All of my reviews are available on my goodreads profile, but I keep that private unless you’re one of my friends on the site. That’s part of the reason I’ve created a new space for this.
So, without further ado:
The Prince of Tides by Pat Conroy
They weren’t kidding when they called this one an epic. It was a bit too epic for me. (I would almost suggest it was like Roots for poor white southern folks.) Even the epilogue dragged on for quite some time.
I enjoyed the plot and the character descriptions, and the prose was quite lovely at times, but I never felt quite clear what the story was meant to be about – or who the main character was intended to be.
The whole book seemed to be about revelations, each story from the past providing clues to understanding the main characters’ present lives. That was an interesting plot device, and while it took a long time to get through all that back and forth, it seemed to be leading up to something… but it wasn’t, not really.
The last story/flashback didn’t feel like it would be the last one while I was reading it, but when it ended, that was the end, as though it was intended to be some huge, meaningful culmination of all the family’s history, the last piece of the great mysterious puzzle – which, when solved, should help them all to start healing their wounds and fixing their lives.
It felt very anticlimactic to me, and left me wondering why I had spent all that time getting to know why they were all so crazy, when nothing seemed to change after all the dirty laundry had been aired and skeletons emerged from their closets.
I was almost comfortable with the way the epilogue ended, until the very last line, which – without giving anything away – made me want to punch myself in the face.

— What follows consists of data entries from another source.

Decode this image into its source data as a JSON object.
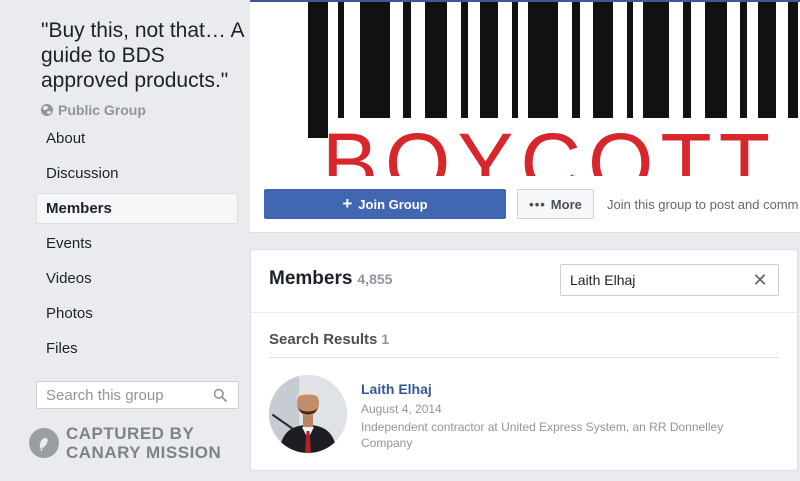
{
  "group": {
    "title": "\"Buy this, not that… A guide to BDS approved products.\"",
    "privacy": "Public Group"
  },
  "sidebar": {
    "items": [
      {
        "label": "About"
      },
      {
        "label": "Discussion"
      },
      {
        "label": "Members",
        "active": true
      },
      {
        "label": "Events"
      },
      {
        "label": "Videos"
      },
      {
        "label": "Photos"
      },
      {
        "label": "Files"
      }
    ],
    "search_placeholder": "Search this group"
  },
  "watermark": {
    "line1": "CAPTURED BY",
    "line2": "CANARY MISSION"
  },
  "cover": {
    "text": "BOYCOTT",
    "text_color": "#d7262c",
    "bar_color": "#111111"
  },
  "actions": {
    "join_label": "Join Group",
    "more_label": "More",
    "hint": "Join this group to post and comm"
  },
  "members": {
    "title": "Members",
    "count": "4,855",
    "search_value": "Laith Elhaj",
    "results_label": "Search Results",
    "results_count": "1",
    "results": [
      {
        "name": "Laith Elhaj",
        "date": "August 4, 2014",
        "bio": "Independent contractor at United Express System, an RR Donnelley Company"
      }
    ]
  },
  "colors": {
    "primary": "#4267b2",
    "link": "#365899",
    "background": "#e9ebee",
    "muted": "#90949c"
  },
  "icons": [
    "globe-icon",
    "search-icon",
    "clear-icon",
    "plus-icon",
    "more-dots-icon",
    "canary-logo"
  ]
}
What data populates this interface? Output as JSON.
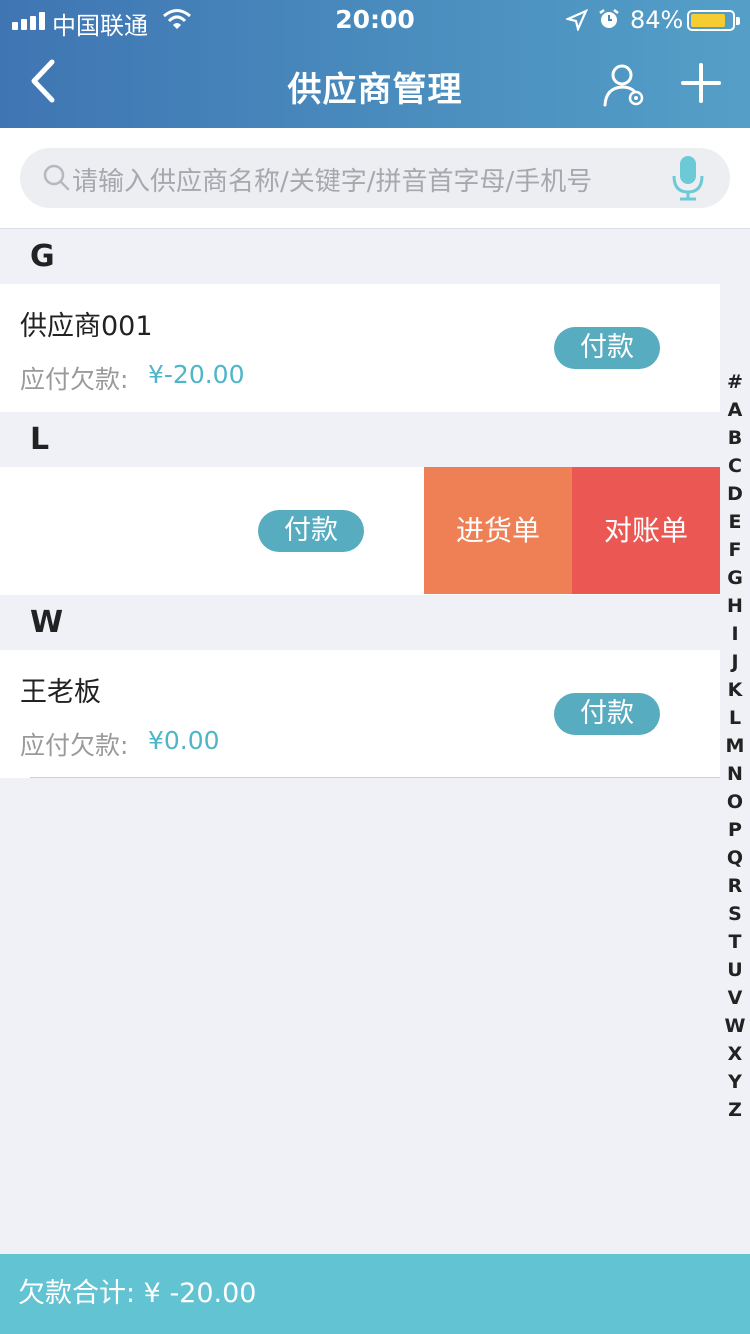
{
  "status_bar": {
    "carrier": "中国联通",
    "time": "20:00",
    "battery_percent": "84%",
    "battery_level": 0.84,
    "icons": [
      "signal-icon",
      "wifi-icon",
      "location-icon",
      "alarm-icon",
      "battery-icon"
    ]
  },
  "nav": {
    "title": "供应商管理",
    "back_icon": "chevron-left-icon",
    "user_settings_icon": "user-settings-icon",
    "add_icon": "plus-icon"
  },
  "search": {
    "placeholder": "请输入供应商名称/关键字/拼音首字母/手机号",
    "icon": "search-icon",
    "mic_icon": "microphone-icon"
  },
  "sections": [
    {
      "letter": "G",
      "rows": [
        {
          "name": "供应商001",
          "debt_label": "应付欠款:",
          "debt_value": "¥-20.00",
          "pay_label": "付款"
        }
      ]
    },
    {
      "letter": "L",
      "rows": [
        {
          "pay_label": "付款",
          "swipe_purchase": "进货单",
          "swipe_reconcile": "对账单"
        }
      ]
    },
    {
      "letter": "W",
      "rows": [
        {
          "name": "王老板",
          "debt_label": "应付欠款:",
          "debt_value": "¥0.00",
          "pay_label": "付款"
        }
      ]
    }
  ],
  "index_letters": [
    "#",
    "A",
    "B",
    "C",
    "D",
    "E",
    "F",
    "G",
    "H",
    "I",
    "J",
    "K",
    "L",
    "M",
    "N",
    "O",
    "P",
    "Q",
    "R",
    "S",
    "T",
    "U",
    "V",
    "W",
    "X",
    "Y",
    "Z"
  ],
  "footer": {
    "total_text": "欠款合计: ¥ -20.00"
  },
  "colors": {
    "header_start": "#3f75b3",
    "header_end": "#549fc8",
    "accent": "#58acc0",
    "swipe_purchase": "#ef7f55",
    "swipe_reconcile": "#eb5853",
    "footer": "#62c3d3",
    "battery": "#f5cc32"
  }
}
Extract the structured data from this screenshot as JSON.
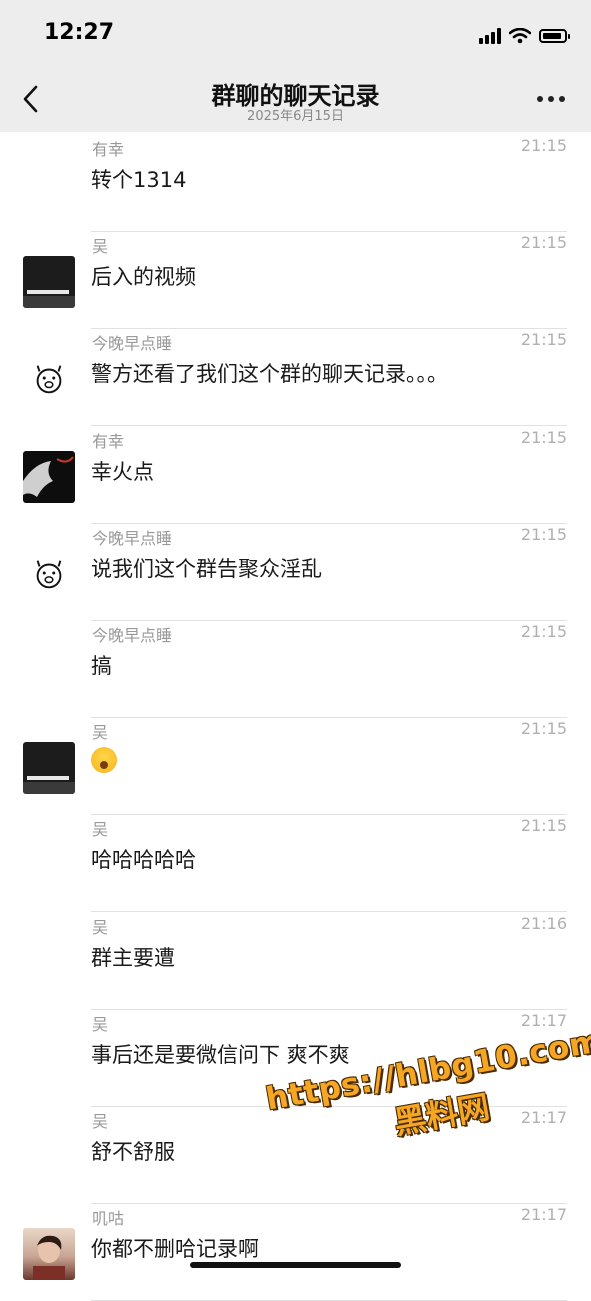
{
  "status_bar": {
    "time": "12:27"
  },
  "nav": {
    "title": "群聊的聊天记录",
    "subtitle": "2025年6月15日",
    "back_icon": "chevron-left-icon",
    "more_icon": "ellipsis-icon"
  },
  "messages": [
    {
      "name": "有幸",
      "time": "21:15",
      "text": "转个1314",
      "avatar": "none"
    },
    {
      "name": "吴",
      "time": "21:15",
      "text": "后入的视频",
      "avatar": "dark-video"
    },
    {
      "name": "今晚早点睡",
      "time": "21:15",
      "text": "警方还看了我们这个群的聊天记录。。。",
      "avatar": "pig-face"
    },
    {
      "name": "有幸",
      "time": "21:15",
      "text": "幸火点",
      "avatar": "dark-art"
    },
    {
      "name": "今晚早点睡",
      "time": "21:15",
      "text": "说我们这个群告聚众淫乱",
      "avatar": "pig-face"
    },
    {
      "name": "今晚早点睡",
      "time": "21:15",
      "text": "搞",
      "avatar": "none"
    },
    {
      "name": "吴",
      "time": "21:15",
      "text": "",
      "emoji": "surprised-face-emoji",
      "avatar": "dark-video"
    },
    {
      "name": "吴",
      "time": "21:15",
      "text": "哈哈哈哈哈",
      "avatar": "none"
    },
    {
      "name": "吴",
      "time": "21:16",
      "text": "群主要遭",
      "avatar": "none"
    },
    {
      "name": "吴",
      "time": "21:17",
      "text": "事后还是要微信问下 爽不爽",
      "avatar": "none"
    },
    {
      "name": "吴",
      "time": "21:17",
      "text": "舒不舒服",
      "avatar": "none"
    },
    {
      "name": "叽咕",
      "time": "21:17",
      "text": "你都不删哈记录啊",
      "avatar": "photo"
    }
  ],
  "watermark": {
    "url": "https://hlbg10.com",
    "label": "黑料网"
  }
}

Despite that, it was involving and enjoyable for the most part, and rather well-written. I will also give the author the benefit of the doubt here, because of the strong possibility that I simply do not understand half of what goes on below the Mason-Dixon line and thus may have missed some great meaning that was there for the taking, were I only cultured enough to receive it.